Ernst Jünger (1894-1998), writer, fighter, beetle-sighter, was one of the most contradictory and controversial figures of the twentieth century. In the course of his long career he could count Borges and Celan among his admirers, alongside Hitler and Goebbels. He was a war hero and a dandy, a fervent nationalist and an equally fervent anarchist; he was accused of helping to pave the way for Nazism and upheld as an outspoken critic of the Nazi party. He wrote autobiography and fiction, essays and aphorisms: his eight decades of writing include works on his experience in the trenches, a book about beetles, another about drugs, 5 000- odd pages of diaries, and essays on everything from military theory to metaphysics.
Schwilk, a journalist who knew Jünger personally and has had unlimited access to the Ernst-Jünger-Archiv in Marbach, has written a well-researched and highly readable book. The young soldier’s passionate obsession with war and death is dwelt on at some length. But the author is also quick to point out the inconsistencies – and so Jünger’s bloodthirstiness is mitigated by his sporadic war weariness, and later put into perspective by his horror of automatised warfare. Jünger’s decisions to join the foreign legion and to volunteer to fight in the First World War, along with his experiments with drugs and his love of nature and literature are all interpreted as various forms of escapism, ways of seeking refuge from his lifelong sense of being an outsider. The biography begins and ends with Jünger’s funeral and with his conversion to Catholicism shortly before his death. It also includes some curious sidelights, such as its subject’s father’s views on women. What a man needed in a wife, opined Jünger père, was simply good teeth: beauty and intelligence were better avoided.
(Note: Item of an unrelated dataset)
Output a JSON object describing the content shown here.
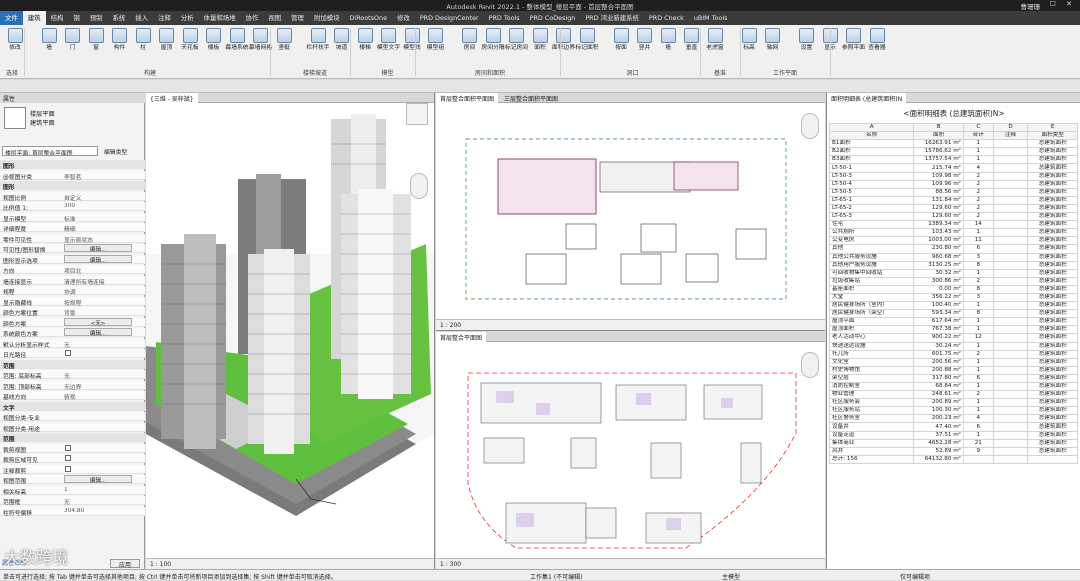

Although Jünger is by no means as well-known in the English-speaking world as in Germany, there is plenty here to interest English-language readers. Recent re-issues of The Glass Bees (nyrb, 2000) and of Jünger’s most famous work Storm of Steel (Penguin Modern Classics, 2004) indicate that he is not just read on the Continent. And for reasons as ambivalent as Jünger’s own life, this is, of course, a period of history that never fails to fascinate.